An apple disease, known as “Topaz spot” in northern Europe (Trapman and Jansonius, 2008) has since year 2000 become widespread in Danish organic apple orchards (Malus domestica). Characteristic symptoms are small spots (black on fruits, brown on leaves) having a silvery-grey cen- tre. The associated pathogen has not previously been identi- fied, but symptoms are identical to those described for el- sinoe leaf and fruit spot (ELFS) caused by the ascomycete, Elsinoe pyri (Scheper et al., 2013). In 2012, DNA from fruit skin of apples was purified from two cultivars, Pigeon fra Juellinge and Rifbjerg Skarlagen Pearmain growing near Copenhagen that showed severe symptoms of Topaz spot. Fungal DNA was analyzed by pyrosequencing using PCR primers targeting the ITS2 region of ascomycetes (Louarn et al., 2012). Several fungal species were identified, but only a single DNA sequence of 182 bp was found to show con- sistent and specific accumulation in all symptomatic skin samples (n=6). A BLAST search revealed 100% identity only to sequences of E. pyri (isolates from New Zealand, GenBank accession Nos. KC626006, KC626007). Two inde- pendent fungal isolates with morphology identical to E. pyri (Scheper et al., 2013) were recovered by inoculating Topaz- spot infected fruit skin onto potato dextrose agar. Sequenc- ing of the ITS1-5.8S-ITS2 region revealed two identical 628 bp sequences (GenBank KC928079, KC928080) with 99% sequence identity to the previously published sequences of E. pyri. Our findings suggest that Topaz spot is identical to ELFS and show that the pathogen, E. pyri, is hereby re- ported in Denmark and in Scandinavia for the first time.

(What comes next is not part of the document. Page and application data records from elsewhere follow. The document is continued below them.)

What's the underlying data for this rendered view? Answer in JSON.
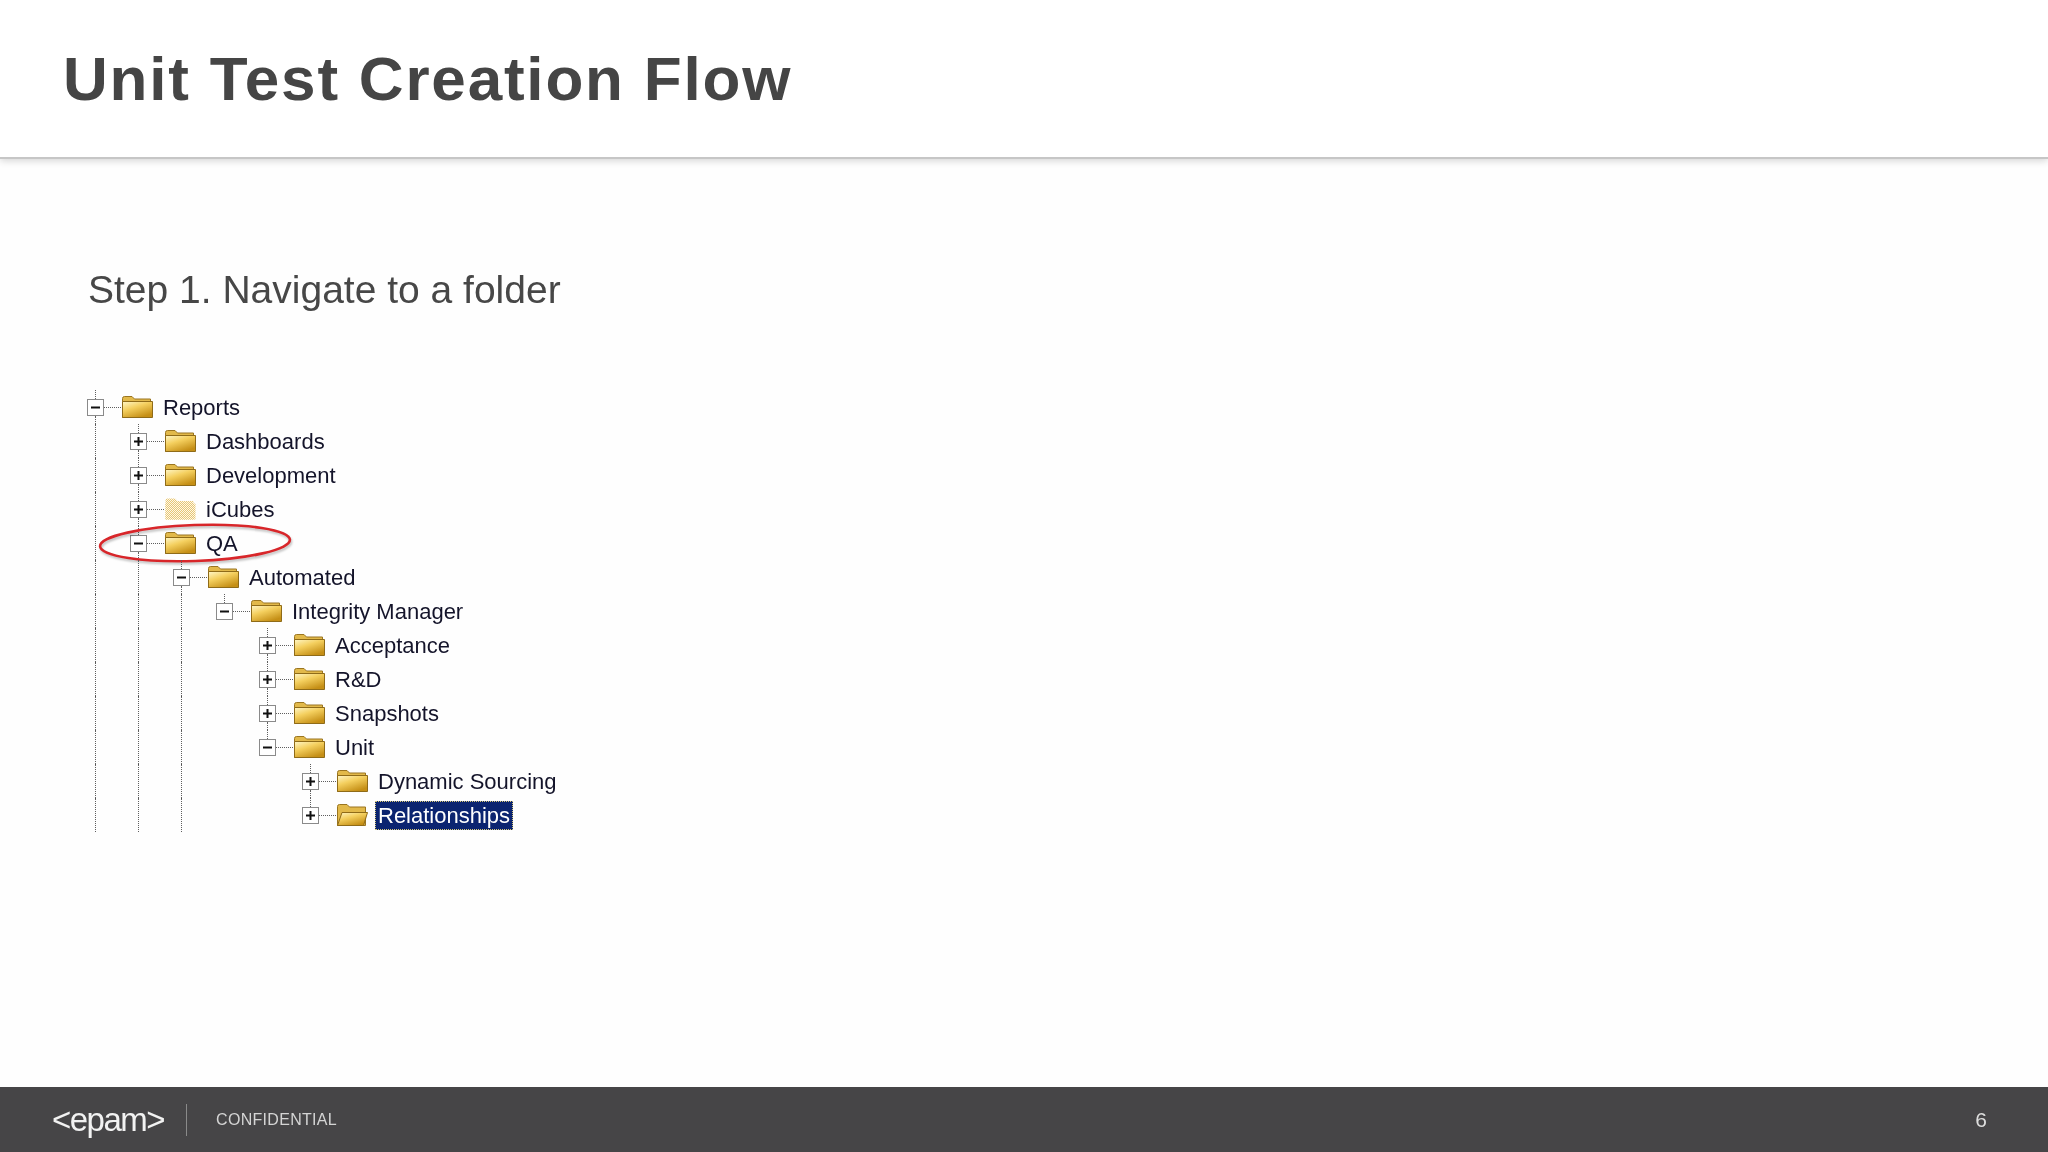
{
  "header": {
    "title": "Unit Test Creation Flow"
  },
  "step": {
    "text": "Step 1. Navigate to a folder"
  },
  "tree": {
    "items": [
      {
        "label": "Reports",
        "kind": "folder",
        "expanded": true,
        "selected": false,
        "circled": false,
        "continues": true,
        "children": [
          {
            "label": "Dashboards",
            "kind": "folder",
            "expanded": false,
            "selected": false,
            "circled": false
          },
          {
            "label": "Development",
            "kind": "folder",
            "expanded": false,
            "selected": false,
            "circled": false
          },
          {
            "label": "iCubes",
            "kind": "ghost",
            "expanded": false,
            "selected": false,
            "circled": false
          },
          {
            "label": "QA",
            "kind": "folder",
            "expanded": true,
            "selected": false,
            "circled": true,
            "continues": true,
            "children": [
              {
                "label": "Automated",
                "kind": "folder",
                "expanded": true,
                "selected": false,
                "circled": false,
                "continues": true,
                "children": [
                  {
                    "label": "Integrity Manager",
                    "kind": "folder",
                    "expanded": true,
                    "selected": false,
                    "circled": false,
                    "continues": false,
                    "children": [
                      {
                        "label": "Acceptance",
                        "kind": "folder",
                        "expanded": false,
                        "selected": false,
                        "circled": false
                      },
                      {
                        "label": "R&D",
                        "kind": "folder",
                        "expanded": false,
                        "selected": false,
                        "circled": false
                      },
                      {
                        "label": "Snapshots",
                        "kind": "folder",
                        "expanded": false,
                        "selected": false,
                        "circled": false
                      },
                      {
                        "label": "Unit",
                        "kind": "folder",
                        "expanded": true,
                        "selected": false,
                        "circled": false,
                        "continues": false,
                        "children": [
                          {
                            "label": "Dynamic Sourcing",
                            "kind": "folder",
                            "expanded": false,
                            "selected": false,
                            "circled": false
                          },
                          {
                            "label": "Relationships",
                            "kind": "folder",
                            "expanded": false,
                            "selected": true,
                            "circled": false,
                            "continues": false
                          }
                        ]
                      }
                    ]
                  }
                ]
              }
            ]
          }
        ]
      }
    ]
  },
  "footer": {
    "logo": "<epam>",
    "label": "CONFIDENTIAL",
    "page": "6"
  }
}
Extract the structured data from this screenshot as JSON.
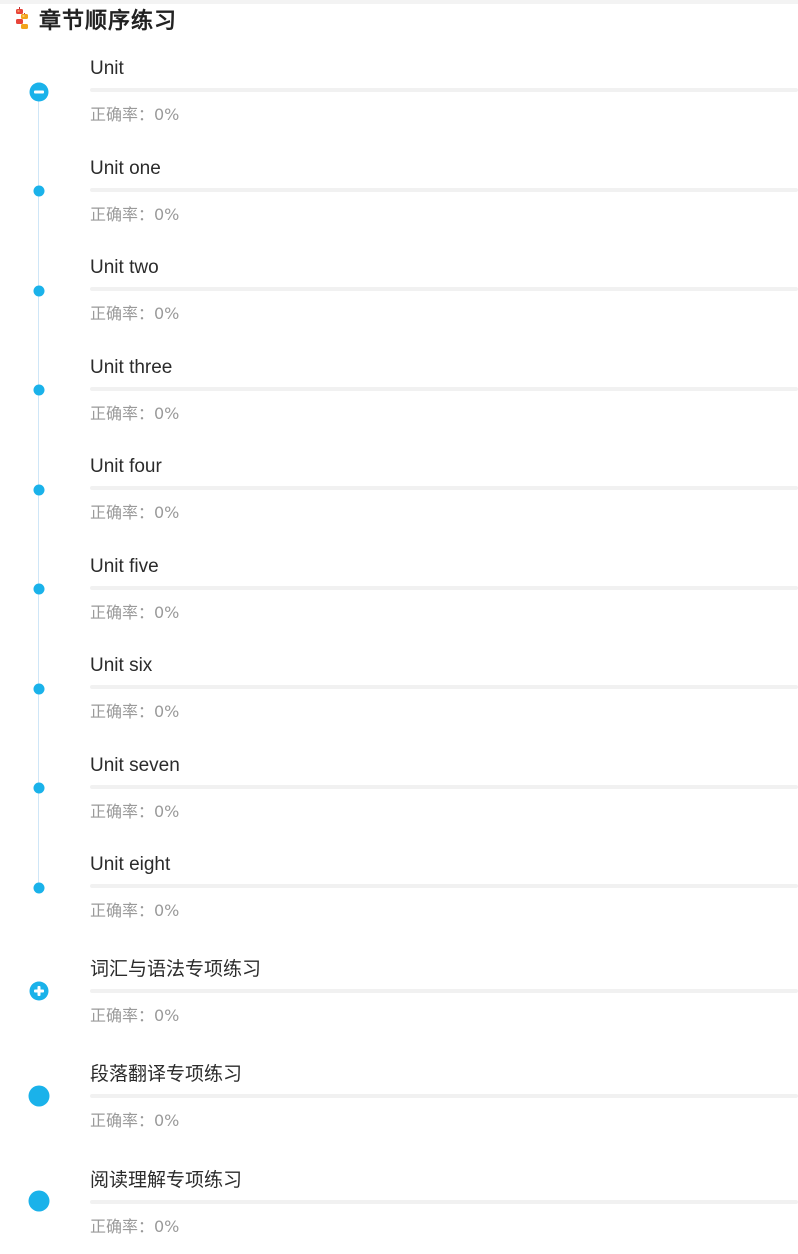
{
  "header": {
    "title": "章节顺序练习",
    "icon": "firecracker-icon"
  },
  "colors": {
    "accent": "#1ab2ea",
    "timeline": "#cfe6f7",
    "track": "#f1f1f1",
    "muted_text": "#9a9a9a"
  },
  "chapters": [
    {
      "title": "Unit",
      "accuracy_text": "正确率：0%",
      "progress": 0,
      "marker": "collapse-icon",
      "sections": [
        {
          "title": "Unit one",
          "accuracy_text": "正确率：0%",
          "progress": 0
        },
        {
          "title": "Unit two",
          "accuracy_text": "正确率：0%",
          "progress": 0
        },
        {
          "title": "Unit three",
          "accuracy_text": "正确率：0%",
          "progress": 0
        },
        {
          "title": "Unit four",
          "accuracy_text": "正确率：0%",
          "progress": 0
        },
        {
          "title": "Unit five",
          "accuracy_text": "正确率：0%",
          "progress": 0
        },
        {
          "title": "Unit six",
          "accuracy_text": "正确率：0%",
          "progress": 0
        },
        {
          "title": "Unit seven",
          "accuracy_text": "正确率：0%",
          "progress": 0
        },
        {
          "title": "Unit eight",
          "accuracy_text": "正确率：0%",
          "progress": 0
        }
      ]
    },
    {
      "title": "词汇与语法专项练习",
      "accuracy_text": "正确率：0%",
      "progress": 0,
      "marker": "expand-icon"
    },
    {
      "title": "段落翻译专项练习",
      "accuracy_text": "正确率：0%",
      "progress": 0,
      "marker": "chapter-dot-icon"
    },
    {
      "title": "阅读理解专项练习",
      "accuracy_text": "正确率：0%",
      "progress": 0,
      "marker": "chapter-dot-icon"
    }
  ]
}
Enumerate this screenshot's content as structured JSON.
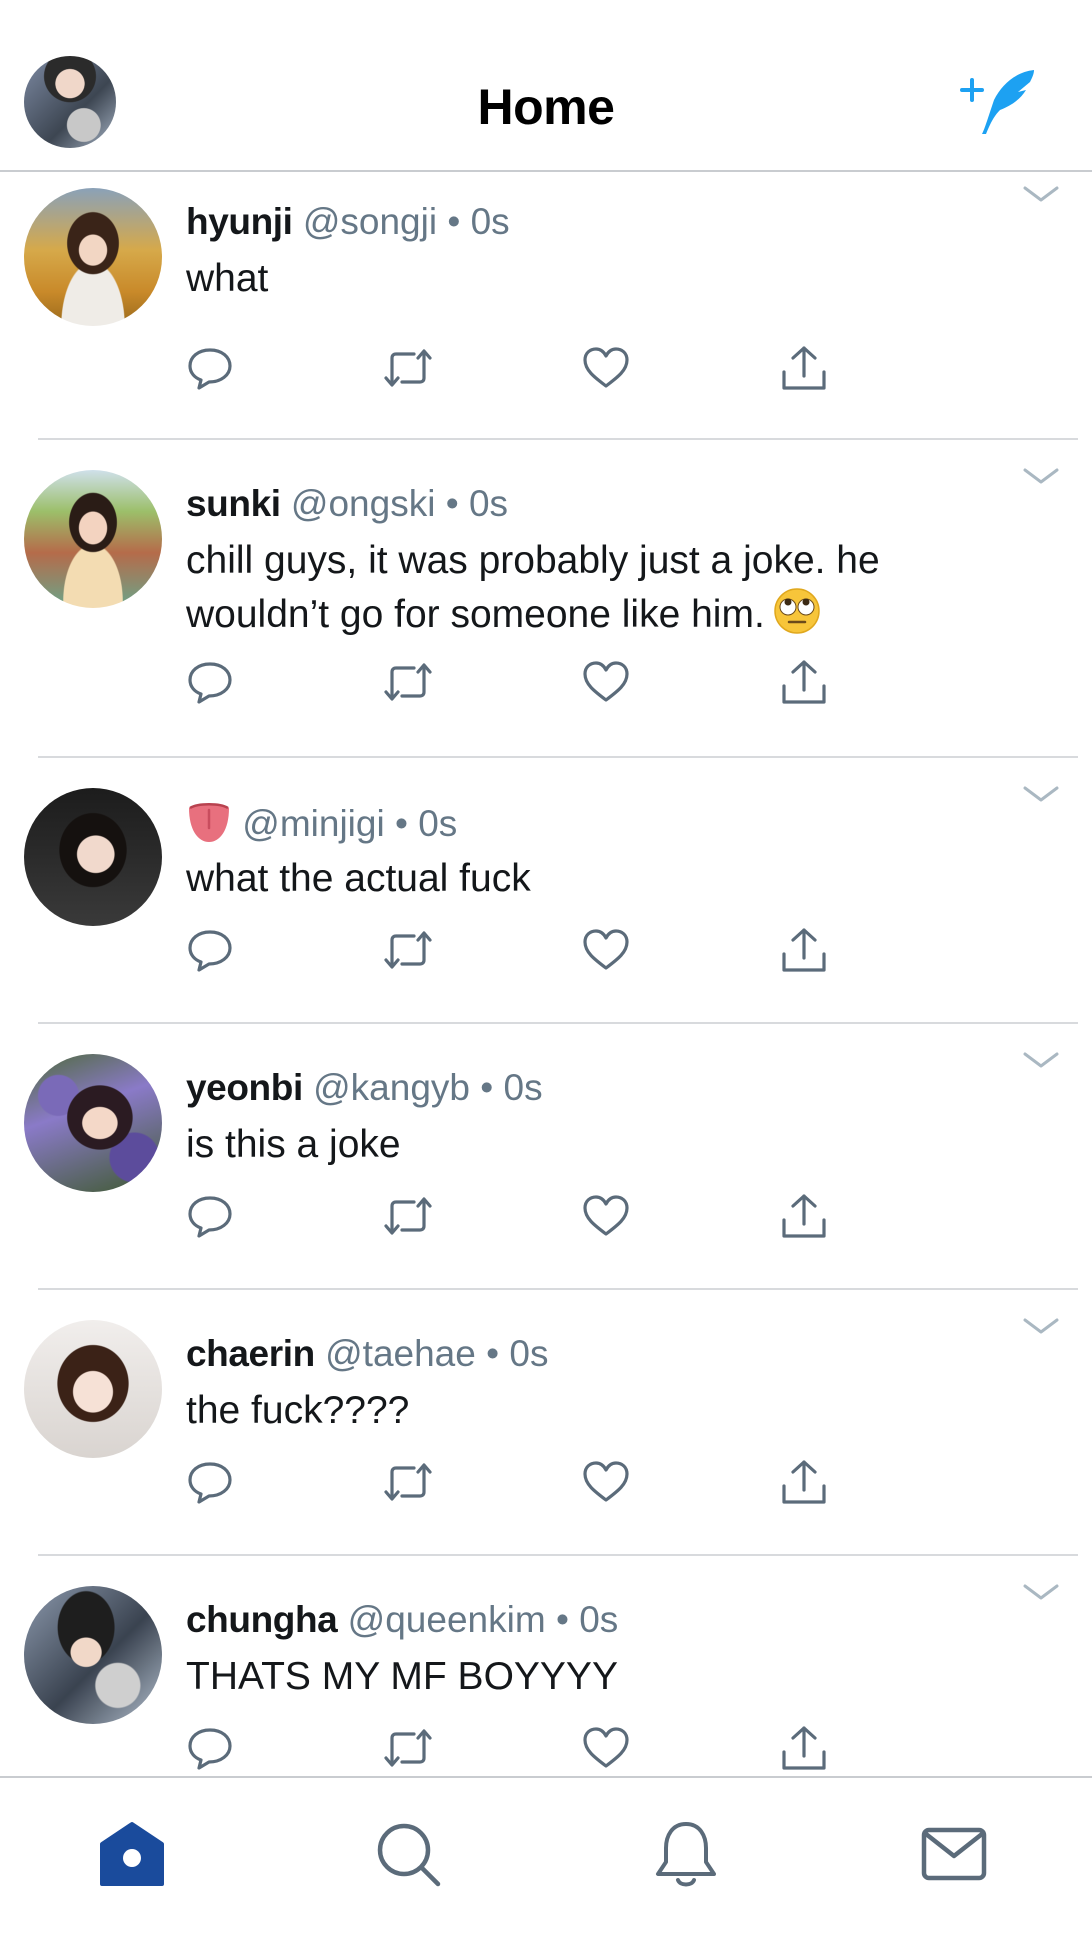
{
  "header": {
    "title": "Home",
    "avatar_icon": "profile-avatar",
    "compose_icon": "compose-tweet-icon"
  },
  "colors": {
    "accent": "#1da1f2",
    "nav_active": "#1a4b9c",
    "text_secondary": "#657786",
    "icon_gray": "#5b6b7a"
  },
  "tweets": [
    {
      "name": "hyunji",
      "handle": "@songji",
      "dot": "•",
      "time": "0s",
      "text": "what"
    },
    {
      "name": "sunki",
      "handle": "@ongski",
      "dot": "•",
      "time": "0s",
      "text_line1": "chill guys, it was probably just a joke. he",
      "text_line2": "wouldn’t go for someone like him.",
      "emoji": "🙄"
    },
    {
      "name_emoji": "👅",
      "handle": "@minjigi",
      "dot": "•",
      "time": "0s",
      "text": "what the actual fuck"
    },
    {
      "name": "yeonbi",
      "handle": "@kangyb",
      "dot": "•",
      "time": "0s",
      "text": "is this a joke"
    },
    {
      "name": "chaerin",
      "handle": "@taehae",
      "dot": "•",
      "time": "0s",
      "text": "the fuck????"
    },
    {
      "name": "chungha",
      "handle": "@queenkim",
      "dot": "•",
      "time": "0s",
      "text": "THATS MY MF BOYYYY"
    }
  ],
  "tweet_actions": [
    "reply-icon",
    "retweet-icon",
    "like-icon",
    "share-icon"
  ],
  "nav": [
    "home-icon",
    "search-icon",
    "notifications-icon",
    "messages-icon"
  ]
}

Journal of Plant Pathology, 2013, Vol 95, Issue 4, Suppl.